Lien Luong, Department of Biological Sciences
Pestiferous slugs damage a range of crops in North America. Yield loss from slug damage is highly variable, but in particularly cool and wet years it can be quite severe. Available chemical control using metaldehyde achieves only 10-60% slug mortality, and even when it is widely used significant crop damage still averages 30%. Slug status as pests has been growing globally, yet there is a lack of safe and effective products on the market to manage slug populations in North America. Our research team recently discovered a nematode, P. californica, in Alberta. This nematode is a lethal parasite of slugs and has the potential to be an important part of a sustainable management program to control slug populations. The specific goals of this project are to survey and monitor population size and community structure of slugs associated with crops in Alberta, isolate and identify nematodes associated with slugs in Alberta investigate the life cycle, host range, and infectious dose of the parasitic nematode and identify field conditions that enhance the efficacy of the nematode on slugs.
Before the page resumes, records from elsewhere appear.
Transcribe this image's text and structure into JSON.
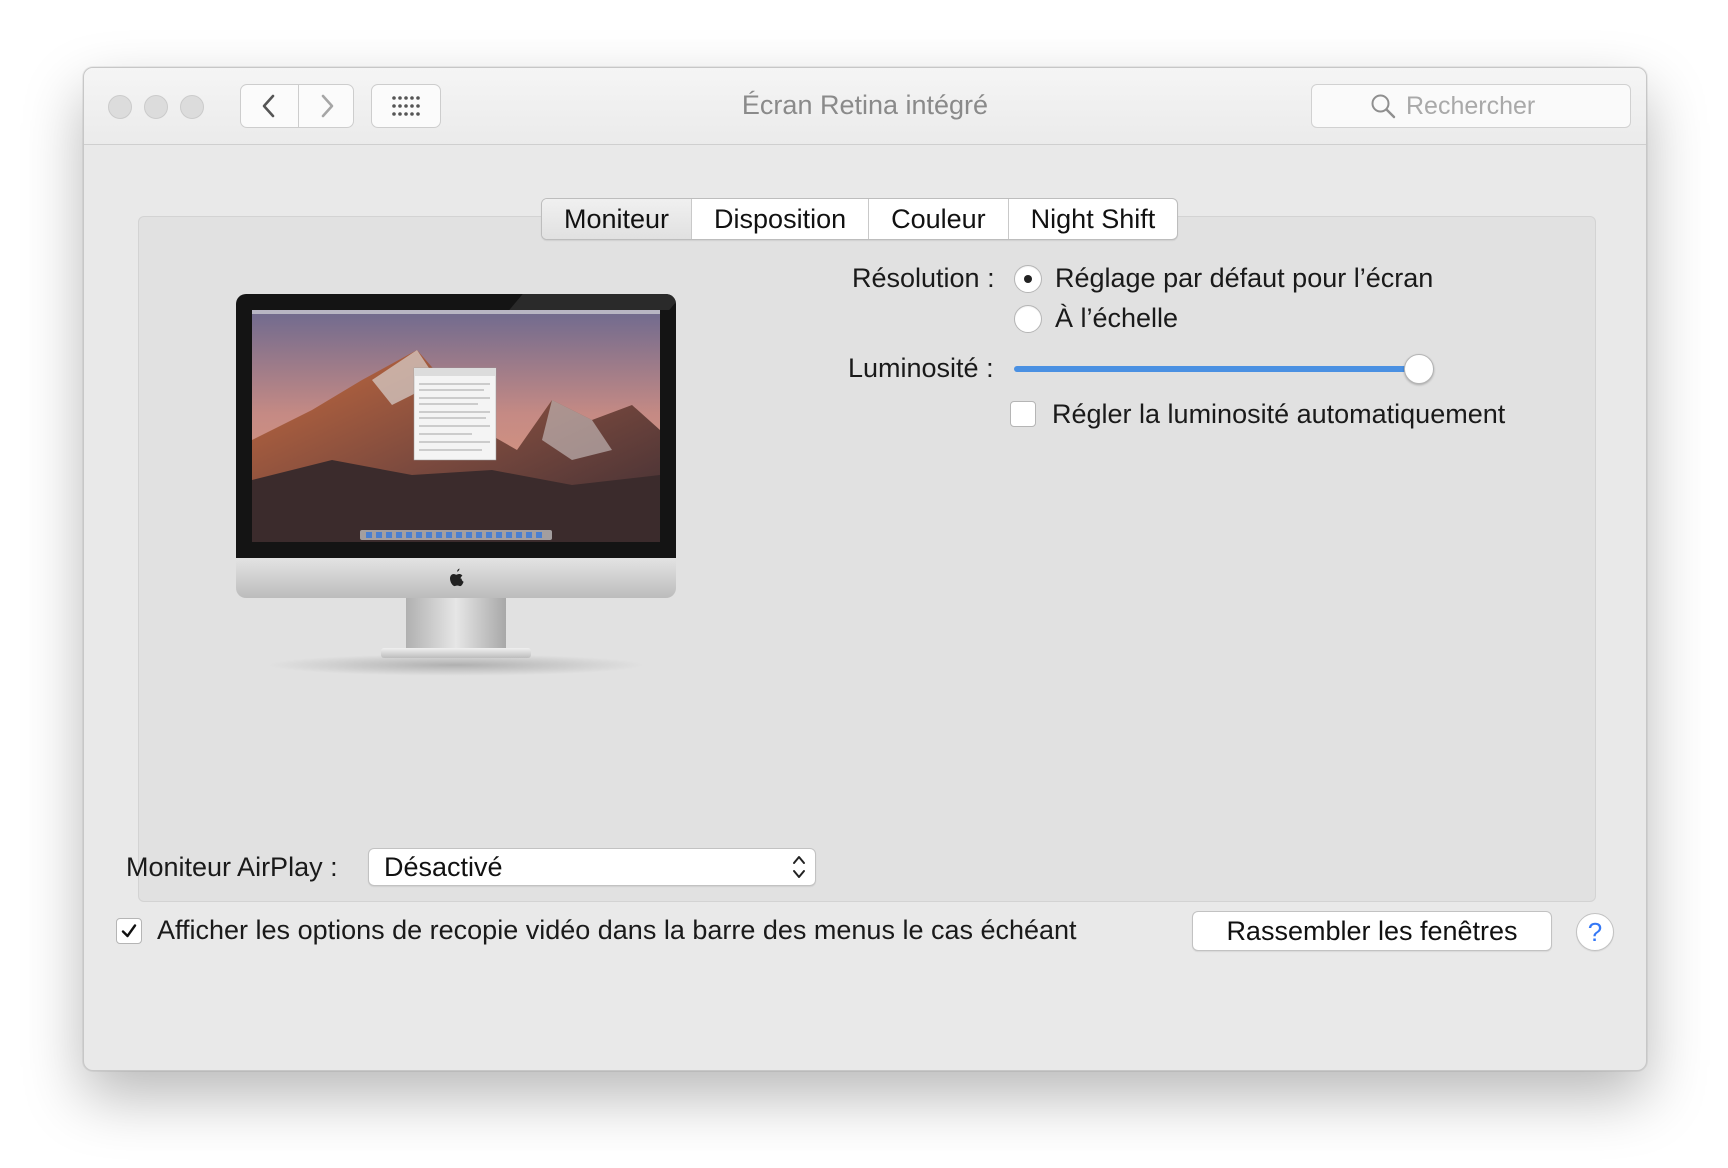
{
  "window": {
    "title": "Écran Retina intégré",
    "search_placeholder": "Rechercher"
  },
  "toolbar": {
    "back_icon": "chevron-left-icon",
    "forward_icon": "chevron-right-icon",
    "show_all_icon": "grid-icon"
  },
  "tabs": [
    {
      "label": "Moniteur",
      "selected": true
    },
    {
      "label": "Disposition",
      "selected": false
    },
    {
      "label": "Couleur",
      "selected": false
    },
    {
      "label": "Night Shift",
      "selected": false
    }
  ],
  "monitor": {
    "resolution_label": "Résolution :",
    "resolution_options": [
      {
        "label": "Réglage par défaut pour l’écran",
        "selected": true
      },
      {
        "label": "À l’échelle",
        "selected": false
      }
    ],
    "brightness_label": "Luminosité :",
    "brightness_level": 1.0,
    "auto_brightness_label": "Régler la luminosité automatiquement",
    "auto_brightness_checked": false
  },
  "airplay": {
    "label": "Moniteur AirPlay :",
    "value": "Désactivé"
  },
  "mirroring": {
    "label": "Afficher les options de recopie vidéo dans la barre des menus le cas échéant",
    "checked": true
  },
  "gather_button": "Rassembler les fenêtres",
  "help_button": "?",
  "colors": {
    "accent": "#4a90e2",
    "window_bg": "#e9e9e9",
    "panel_bg": "#e1e1e1"
  }
}
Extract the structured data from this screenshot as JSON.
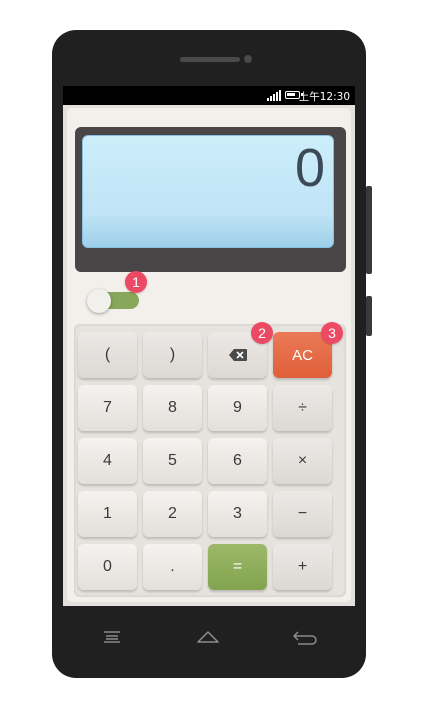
{
  "status_bar": {
    "time": "上午12:30",
    "signal_icon": "signal-bars-icon",
    "battery_icon": "battery-icon",
    "battery_level": 0.8
  },
  "display": {
    "value": "0"
  },
  "toggle": {
    "state": "on",
    "icon": "toggle-switch-icon"
  },
  "keys": {
    "open_paren": "(",
    "close_paren": ")",
    "backspace_icon": "backspace-icon",
    "ac": "AC",
    "seven": "7",
    "eight": "8",
    "nine": "9",
    "divide": "÷",
    "four": "4",
    "five": "5",
    "six": "6",
    "multiply": "×",
    "one": "1",
    "two": "2",
    "three": "3",
    "minus": "−",
    "zero": "0",
    "dot": ".",
    "equals": "=",
    "plus": "+"
  },
  "badges": [
    "1",
    "2",
    "3"
  ],
  "nav": {
    "menu_icon": "menu-icon",
    "home_icon": "home-icon",
    "back_icon": "back-icon"
  },
  "colors": {
    "ac": "#e2633e",
    "equals": "#8bab58",
    "badge": "#ec4a64",
    "display": "#c6e9f8"
  }
}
Understanding the effects of hydraulic fracturing wastewater on brain development in zebrafish
Zachary Hall and Tamzin Blewett, Department of Biological Science
Hydraulic fracturing for oil and gas recovery is increasing globally, including the extraction of resources near the traditional territories of Indigenous peoples in North America. Among the environmental costs associated with this process is the production of millions of litres of untreated wastewater effluent called flowback and produced water. This wastewater is a complex chemical mixture containing trace metals, ions, and diesel range organics. During production and transport of this effluent, accidental spills into the environment occur. The goal of this project is to understand the impact of hydraulic fracturing effluent exposure on the development of a model aquatic organism, the zebrafish.
Lichen to become a mite-y environmental investigator? Environmental monitoring of ecosystem health in Alberta with lichen and oribatid mite bioindicators
Dr. Diane Haughland and Lisa Lumley, Department of Biological Sciences, Alberta Biodiversity Monitoring Institute
The Alberta Biodiversity Monitoring Institute is a not-for-profit organization that tracks changes in Alberta’s wildlife and habitats across the province. This includes assessing ecosystem health through examining the diversity of lichens and soil-dwelling oribatid mites. Oribatid mites and lichens are excellent indicators of ecosystem health; they are responsive to climate and habitat alteration, with mite diversity indicative of soil health and lichens responding to air quality. Alberta is home to over 384 oribatid mites and 1,000 lichens, including species that ABMI has collected from First Nations reserves in collaboration with Indigenous communities. The goal of our project is to provide the student hands-on experience and training in environmental monitoring and mite and lichen identification. Samples are collected and shipped to the University of Alberta where they are logged, preserved and identified; assisting in these tasks will provide the student an opportunity to contribute to data on biodiversity of these taxa, data that ultimately are used to estimate the health of our shared environment over time.